* [What is needed]
The required output is the full listing below, reproduced word for word.

── Material provided

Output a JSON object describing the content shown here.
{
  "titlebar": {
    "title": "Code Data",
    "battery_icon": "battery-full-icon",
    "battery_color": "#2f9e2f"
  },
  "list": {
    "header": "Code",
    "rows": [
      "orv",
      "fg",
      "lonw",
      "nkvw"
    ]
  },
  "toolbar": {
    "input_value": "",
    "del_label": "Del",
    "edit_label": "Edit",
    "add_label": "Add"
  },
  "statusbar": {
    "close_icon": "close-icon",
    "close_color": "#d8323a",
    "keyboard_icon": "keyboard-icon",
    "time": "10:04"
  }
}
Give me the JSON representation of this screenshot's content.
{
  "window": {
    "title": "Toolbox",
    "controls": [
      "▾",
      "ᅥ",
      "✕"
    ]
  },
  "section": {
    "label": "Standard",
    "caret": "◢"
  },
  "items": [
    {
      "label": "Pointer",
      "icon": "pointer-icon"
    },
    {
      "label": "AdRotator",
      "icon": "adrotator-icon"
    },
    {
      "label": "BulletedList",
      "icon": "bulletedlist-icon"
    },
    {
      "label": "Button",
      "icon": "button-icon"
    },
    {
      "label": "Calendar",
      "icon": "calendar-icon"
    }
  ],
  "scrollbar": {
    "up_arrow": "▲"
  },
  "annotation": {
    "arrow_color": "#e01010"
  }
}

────

* [Task result]
Output a JSON object describing the content shown here.
{
  "titlebar": {
    "title": "Code Data",
    "battery_icon": "battery-full-icon",
    "battery_color": "#2f9e2f"
  },
  "list": {
    "header": "Code",
    "rows": [
      "orv",
      "fg",
      "lonw",
      "nkvw"
    ]
  },
  "toolbar": {
    "input_value": "",
    "del_label": "Del",
    "edit_label": "Edit",
    "add_label": "Add"
  },
  "statusbar": {
    "close_icon": "close-icon",
    "close_color": "#d8323a",
    "keyboard_icon": "keyboard-icon",
    "time": "10:04"
  }
}
Give me the JSON representation of this screenshot's content.
{
  "window": {
    "title": "Toolbox",
    "controls": [
      "▾",
      "ᅥ",
      "✕"
    ]
  },
  "section": {
    "label": "Standard",
    "caret": "◢"
  },
  "items": [
    {
      "label": "Pointer",
      "icon": "pointer-icon"
    },
    {
      "label": "AdRotator",
      "icon": "adrotator-icon"
    },
    {
      "label": "BulletedList",
      "icon": "bulletedlist-icon"
    },
    {
      "label": "Button",
      "icon": "button-icon"
    },
    {
      "label": "Calendar",
      "icon": "calendar-icon"
    }
  ],
  "scrollbar": {
    "up_arrow": "▲"
  },
  "annotation": {
    "arrow_color": "#e01010"
  }
}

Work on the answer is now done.